■ TASK REQUIREMENTS:
The full listing below must be printed exactly, word for word.
*** DATA EXTRACTS ***
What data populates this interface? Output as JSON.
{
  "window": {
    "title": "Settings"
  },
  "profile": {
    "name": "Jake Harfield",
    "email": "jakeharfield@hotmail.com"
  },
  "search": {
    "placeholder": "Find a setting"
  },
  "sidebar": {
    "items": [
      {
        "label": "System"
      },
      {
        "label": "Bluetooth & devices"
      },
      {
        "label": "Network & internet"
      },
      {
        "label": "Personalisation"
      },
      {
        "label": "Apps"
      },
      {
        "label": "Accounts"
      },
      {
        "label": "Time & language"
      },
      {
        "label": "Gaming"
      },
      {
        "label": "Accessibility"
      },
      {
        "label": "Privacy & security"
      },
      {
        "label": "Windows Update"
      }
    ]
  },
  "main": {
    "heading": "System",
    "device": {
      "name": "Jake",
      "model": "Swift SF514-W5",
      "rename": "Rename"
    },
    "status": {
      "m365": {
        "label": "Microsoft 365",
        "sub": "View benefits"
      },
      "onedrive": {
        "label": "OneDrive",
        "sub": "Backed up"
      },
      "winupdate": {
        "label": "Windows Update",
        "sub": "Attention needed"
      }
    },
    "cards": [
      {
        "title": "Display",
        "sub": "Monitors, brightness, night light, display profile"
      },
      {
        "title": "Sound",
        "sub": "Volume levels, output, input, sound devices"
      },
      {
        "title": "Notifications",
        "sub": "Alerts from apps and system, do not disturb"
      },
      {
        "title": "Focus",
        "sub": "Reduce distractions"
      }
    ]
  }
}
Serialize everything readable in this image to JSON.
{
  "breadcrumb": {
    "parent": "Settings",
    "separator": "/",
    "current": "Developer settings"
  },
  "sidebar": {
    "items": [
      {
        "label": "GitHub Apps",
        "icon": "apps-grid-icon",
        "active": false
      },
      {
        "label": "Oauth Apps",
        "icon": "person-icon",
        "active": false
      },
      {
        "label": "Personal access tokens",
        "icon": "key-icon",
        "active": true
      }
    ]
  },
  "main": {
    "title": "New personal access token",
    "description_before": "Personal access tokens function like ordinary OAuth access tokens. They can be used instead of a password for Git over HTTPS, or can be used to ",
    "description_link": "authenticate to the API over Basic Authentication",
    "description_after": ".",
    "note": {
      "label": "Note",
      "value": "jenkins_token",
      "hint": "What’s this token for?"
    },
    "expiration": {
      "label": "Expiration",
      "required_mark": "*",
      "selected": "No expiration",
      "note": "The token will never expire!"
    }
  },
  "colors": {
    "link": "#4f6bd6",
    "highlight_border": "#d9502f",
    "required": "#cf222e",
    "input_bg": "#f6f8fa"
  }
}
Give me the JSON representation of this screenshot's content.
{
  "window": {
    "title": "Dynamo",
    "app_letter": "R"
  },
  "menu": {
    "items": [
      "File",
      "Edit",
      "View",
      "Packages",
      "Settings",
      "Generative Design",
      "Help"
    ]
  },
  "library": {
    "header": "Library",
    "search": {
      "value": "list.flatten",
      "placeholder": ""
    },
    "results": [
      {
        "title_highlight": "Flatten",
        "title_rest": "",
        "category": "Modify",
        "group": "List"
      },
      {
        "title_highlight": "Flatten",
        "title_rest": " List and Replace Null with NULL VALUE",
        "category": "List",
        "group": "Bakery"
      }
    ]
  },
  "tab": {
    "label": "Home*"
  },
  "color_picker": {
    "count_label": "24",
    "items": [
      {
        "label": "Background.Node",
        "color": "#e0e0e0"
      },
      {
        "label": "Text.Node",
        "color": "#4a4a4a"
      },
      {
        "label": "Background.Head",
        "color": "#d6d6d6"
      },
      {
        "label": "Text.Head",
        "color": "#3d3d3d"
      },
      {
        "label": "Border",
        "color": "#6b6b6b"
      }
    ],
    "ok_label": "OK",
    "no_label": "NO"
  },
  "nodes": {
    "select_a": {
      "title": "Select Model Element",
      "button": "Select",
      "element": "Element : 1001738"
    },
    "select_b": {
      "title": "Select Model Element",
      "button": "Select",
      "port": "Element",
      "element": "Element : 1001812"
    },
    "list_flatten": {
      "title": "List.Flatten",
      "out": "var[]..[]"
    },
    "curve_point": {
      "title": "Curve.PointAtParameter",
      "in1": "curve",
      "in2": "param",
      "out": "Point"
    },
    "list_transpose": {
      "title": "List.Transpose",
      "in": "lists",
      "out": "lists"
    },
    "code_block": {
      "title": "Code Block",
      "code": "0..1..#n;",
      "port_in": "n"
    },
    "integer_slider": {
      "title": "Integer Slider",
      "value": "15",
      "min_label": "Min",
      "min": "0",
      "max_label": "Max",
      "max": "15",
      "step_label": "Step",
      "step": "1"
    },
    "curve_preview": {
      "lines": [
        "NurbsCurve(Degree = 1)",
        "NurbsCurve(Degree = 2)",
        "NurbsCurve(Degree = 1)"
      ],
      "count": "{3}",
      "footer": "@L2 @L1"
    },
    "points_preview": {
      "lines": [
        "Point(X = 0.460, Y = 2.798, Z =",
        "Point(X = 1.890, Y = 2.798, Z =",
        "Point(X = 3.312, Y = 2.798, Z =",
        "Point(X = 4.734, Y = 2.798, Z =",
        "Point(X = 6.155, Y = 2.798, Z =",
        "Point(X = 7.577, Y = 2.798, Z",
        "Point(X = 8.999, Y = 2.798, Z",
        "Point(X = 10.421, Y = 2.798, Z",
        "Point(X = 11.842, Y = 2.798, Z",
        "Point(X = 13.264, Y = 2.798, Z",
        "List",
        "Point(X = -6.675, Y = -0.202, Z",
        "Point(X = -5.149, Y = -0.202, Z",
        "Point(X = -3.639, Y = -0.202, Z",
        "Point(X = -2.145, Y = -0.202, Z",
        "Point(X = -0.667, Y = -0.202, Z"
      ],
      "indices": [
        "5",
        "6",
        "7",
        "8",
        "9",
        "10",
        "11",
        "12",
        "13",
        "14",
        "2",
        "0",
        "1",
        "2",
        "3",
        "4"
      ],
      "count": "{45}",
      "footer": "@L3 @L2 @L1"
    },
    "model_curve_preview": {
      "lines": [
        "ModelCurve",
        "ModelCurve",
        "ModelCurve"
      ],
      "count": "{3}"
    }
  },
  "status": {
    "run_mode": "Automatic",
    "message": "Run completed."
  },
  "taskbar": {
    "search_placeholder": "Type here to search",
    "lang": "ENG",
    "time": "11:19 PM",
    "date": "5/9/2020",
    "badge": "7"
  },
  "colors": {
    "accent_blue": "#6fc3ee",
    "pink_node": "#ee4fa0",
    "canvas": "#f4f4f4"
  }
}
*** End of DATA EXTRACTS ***
■ REPLY:
What data populates this interface? Output as JSON.
{
  "window": {
    "title": "Settings"
  },
  "profile": {
    "name": "Jake Harfield",
    "email": "jakeharfield@hotmail.com"
  },
  "search": {
    "placeholder": "Find a setting"
  },
  "sidebar": {
    "items": [
      {
        "label": "System"
      },
      {
        "label": "Bluetooth & devices"
      },
      {
        "label": "Network & internet"
      },
      {
        "label": "Personalisation"
      },
      {
        "label": "Apps"
      },
      {
        "label": "Accounts"
      },
      {
        "label": "Time & language"
      },
      {
        "label": "Gaming"
      },
      {
        "label": "Accessibility"
      },
      {
        "label": "Privacy & security"
      },
      {
        "label": "Windows Update"
      }
    ]
  },
  "main": {
    "heading": "System",
    "device": {
      "name": "Jake",
      "model": "Swift SF514-W5",
      "rename": "Rename"
    },
    "status": {
      "m365": {
        "label": "Microsoft 365",
        "sub": "View benefits"
      },
      "onedrive": {
        "label": "OneDrive",
        "sub": "Backed up"
      },
      "winupdate": {
        "label": "Windows Update",
        "sub": "Attention needed"
      }
    },
    "cards": [
      {
        "title": "Display",
        "sub": "Monitors, brightness, night light, display profile"
      },
      {
        "title": "Sound",
        "sub": "Volume levels, output, input, sound devices"
      },
      {
        "title": "Notifications",
        "sub": "Alerts from apps and system, do not disturb"
      },
      {
        "title": "Focus",
        "sub": "Reduce distractions"
      }
    ]
  }
}
Serialize everything readable in this image to JSON.
{
  "breadcrumb": {
    "parent": "Settings",
    "separator": "/",
    "current": "Developer settings"
  },
  "sidebar": {
    "items": [
      {
        "label": "GitHub Apps",
        "icon": "apps-grid-icon",
        "active": false
      },
      {
        "label": "Oauth Apps",
        "icon": "person-icon",
        "active": false
      },
      {
        "label": "Personal access tokens",
        "icon": "key-icon",
        "active": true
      }
    ]
  },
  "main": {
    "title": "New personal access token",
    "description_before": "Personal access tokens function like ordinary OAuth access tokens. They can be used instead of a password for Git over HTTPS, or can be used to ",
    "description_link": "authenticate to the API over Basic Authentication",
    "description_after": ".",
    "note": {
      "label": "Note",
      "value": "jenkins_token",
      "hint": "What’s this token for?"
    },
    "expiration": {
      "label": "Expiration",
      "required_mark": "*",
      "selected": "No expiration",
      "note": "The token will never expire!"
    }
  },
  "colors": {
    "link": "#4f6bd6",
    "highlight_border": "#d9502f",
    "required": "#cf222e",
    "input_bg": "#f6f8fa"
  }
}
Give me the JSON representation of this screenshot's content.
{
  "window": {
    "title": "Dynamo",
    "app_letter": "R"
  },
  "menu": {
    "items": [
      "File",
      "Edit",
      "View",
      "Packages",
      "Settings",
      "Generative Design",
      "Help"
    ]
  },
  "library": {
    "header": "Library",
    "search": {
      "value": "list.flatten",
      "placeholder": ""
    },
    "results": [
      {
        "title_highlight": "Flatten",
        "title_rest": "",
        "category": "Modify",
        "group": "List"
      },
      {
        "title_highlight": "Flatten",
        "title_rest": " List and Replace Null with NULL VALUE",
        "category": "List",
        "group": "Bakery"
      }
    ]
  },
  "tab": {
    "label": "Home*"
  },
  "color_picker": {
    "count_label": "24",
    "items": [
      {
        "label": "Background.Node",
        "color": "#e0e0e0"
      },
      {
        "label": "Text.Node",
        "color": "#4a4a4a"
      },
      {
        "label": "Background.Head",
        "color": "#d6d6d6"
      },
      {
        "label": "Text.Head",
        "color": "#3d3d3d"
      },
      {
        "label": "Border",
        "color": "#6b6b6b"
      }
    ],
    "ok_label": "OK",
    "no_label": "NO"
  },
  "nodes": {
    "select_a": {
      "title": "Select Model Element",
      "button": "Select",
      "element": "Element : 1001738"
    },
    "select_b": {
      "title": "Select Model Element",
      "button": "Select",
      "port": "Element",
      "element": "Element : 1001812"
    },
    "list_flatten": {
      "title": "List.Flatten",
      "out": "var[]..[]"
    },
    "curve_point": {
      "title": "Curve.PointAtParameter",
      "in1": "curve",
      "in2": "param",
      "out": "Point"
    },
    "list_transpose": {
      "title": "List.Transpose",
      "in": "lists",
      "out": "lists"
    },
    "code_block": {
      "title": "Code Block",
      "code": "0..1..#n;",
      "port_in": "n"
    },
    "integer_slider": {
      "title": "Integer Slider",
      "value": "15",
      "min_label": "Min",
      "min": "0",
      "max_label": "Max",
      "max": "15",
      "step_label": "Step",
      "step": "1"
    },
    "curve_preview": {
      "lines": [
        "NurbsCurve(Degree = 1)",
        "NurbsCurve(Degree = 2)",
        "NurbsCurve(Degree = 1)"
      ],
      "count": "{3}",
      "footer": "@L2 @L1"
    },
    "points_preview": {
      "lines": [
        "Point(X = 0.460, Y = 2.798, Z =",
        "Point(X = 1.890, Y = 2.798, Z =",
        "Point(X = 3.312, Y = 2.798, Z =",
        "Point(X = 4.734, Y = 2.798, Z =",
        "Point(X = 6.155, Y = 2.798, Z =",
        "Point(X = 7.577, Y = 2.798, Z",
        "Point(X = 8.999, Y = 2.798, Z",
        "Point(X = 10.421, Y = 2.798, Z",
        "Point(X = 11.842, Y = 2.798, Z",
        "Point(X = 13.264, Y = 2.798, Z",
        "List",
        "Point(X = -6.675, Y = -0.202, Z",
        "Point(X = -5.149, Y = -0.202, Z",
        "Point(X = -3.639, Y = -0.202, Z",
        "Point(X = -2.145, Y = -0.202, Z",
        "Point(X = -0.667, Y = -0.202, Z"
      ],
      "indices": [
        "5",
        "6",
        "7",
        "8",
        "9",
        "10",
        "11",
        "12",
        "13",
        "14",
        "2",
        "0",
        "1",
        "2",
        "3",
        "4"
      ],
      "count": "{45}",
      "footer": "@L3 @L2 @L1"
    },
    "model_curve_preview": {
      "lines": [
        "ModelCurve",
        "ModelCurve",
        "ModelCurve"
      ],
      "count": "{3}"
    }
  },
  "status": {
    "run_mode": "Automatic",
    "message": "Run completed."
  },
  "taskbar": {
    "search_placeholder": "Type here to search",
    "lang": "ENG",
    "time": "11:19 PM",
    "date": "5/9/2020",
    "badge": "7"
  },
  "colors": {
    "accent_blue": "#6fc3ee",
    "pink_node": "#ee4fa0",
    "canvas": "#f4f4f4"
  }
}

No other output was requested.